(Saved entries)
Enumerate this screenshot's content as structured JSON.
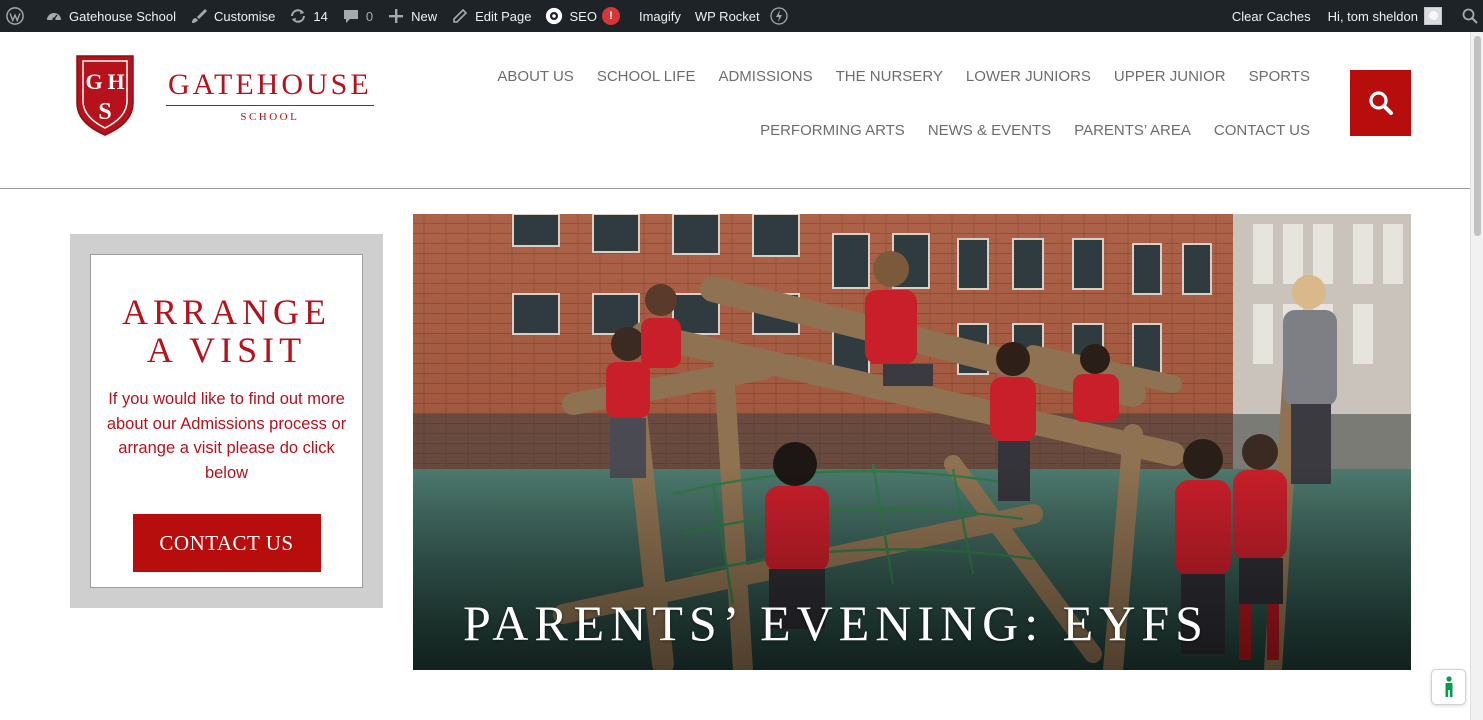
{
  "adminbar": {
    "site_name": "Gatehouse School",
    "customise": "Customise",
    "updates_count": "14",
    "comments_count": "0",
    "new_label": "New",
    "edit_page": "Edit Page",
    "seo_label": "SEO",
    "seo_badge": "!",
    "imagify": "Imagify",
    "wp_rocket": "WP Rocket",
    "clear_caches": "Clear Caches",
    "greeting": "Hi, tom sheldon"
  },
  "logo": {
    "crest_letters": "GHS",
    "name": "GATEHOUSE",
    "sub": "SCHOOL"
  },
  "nav": {
    "row1": [
      "ABOUT US",
      "SCHOOL LIFE",
      "ADMISSIONS",
      "THE NURSERY",
      "LOWER JUNIORS",
      "UPPER JUNIOR",
      "SPORTS"
    ],
    "row2": [
      "PERFORMING ARTS",
      "NEWS & EVENTS",
      "PARENTS’ AREA",
      "CONTACT US"
    ]
  },
  "visit": {
    "title": "ARRANGE A VISIT",
    "text": "If you would like to find out more about our Admissions process or arrange a visit please do click below",
    "button": "CONTACT US"
  },
  "hero": {
    "caption": "PARENTS’ EVENING: EYFS"
  },
  "colors": {
    "brand_red": "#b5121b",
    "button_red": "#b80d0d",
    "adminbar_bg": "#1d2327"
  },
  "icons": {
    "wp": "wordpress-icon",
    "site": "dashboard-icon",
    "customise": "paintbrush-icon",
    "updates": "refresh-icon",
    "comments": "speech-bubble-icon",
    "new": "plus-icon",
    "edit": "pencil-icon",
    "seo": "seo-gear-icon",
    "rocket": "lightning-icon",
    "search": "search-icon",
    "accessibility": "accessibility-icon"
  }
}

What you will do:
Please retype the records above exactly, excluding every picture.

Reply to the task:
Enumerate this screenshot's content as structured JSON.
{
  "adminbar": {
    "site_name": "Gatehouse School",
    "customise": "Customise",
    "updates_count": "14",
    "comments_count": "0",
    "new_label": "New",
    "edit_page": "Edit Page",
    "seo_label": "SEO",
    "seo_badge": "!",
    "imagify": "Imagify",
    "wp_rocket": "WP Rocket",
    "clear_caches": "Clear Caches",
    "greeting": "Hi, tom sheldon"
  },
  "logo": {
    "crest_letters": "GHS",
    "name": "GATEHOUSE",
    "sub": "SCHOOL"
  },
  "nav": {
    "row1": [
      "ABOUT US",
      "SCHOOL LIFE",
      "ADMISSIONS",
      "THE NURSERY",
      "LOWER JUNIORS",
      "UPPER JUNIOR",
      "SPORTS"
    ],
    "row2": [
      "PERFORMING ARTS",
      "NEWS & EVENTS",
      "PARENTS’ AREA",
      "CONTACT US"
    ]
  },
  "visit": {
    "title": "ARRANGE A VISIT",
    "text": "If you would like to find out more about our Admissions process or arrange a visit please do click below",
    "button": "CONTACT US"
  },
  "hero": {
    "caption": "PARENTS’ EVENING: EYFS"
  },
  "colors": {
    "brand_red": "#b5121b",
    "button_red": "#b80d0d",
    "adminbar_bg": "#1d2327"
  },
  "icons": {
    "wp": "wordpress-icon",
    "site": "dashboard-icon",
    "customise": "paintbrush-icon",
    "updates": "refresh-icon",
    "comments": "speech-bubble-icon",
    "new": "plus-icon",
    "edit": "pencil-icon",
    "seo": "seo-gear-icon",
    "rocket": "lightning-icon",
    "search": "search-icon",
    "accessibility": "accessibility-icon"
  }
}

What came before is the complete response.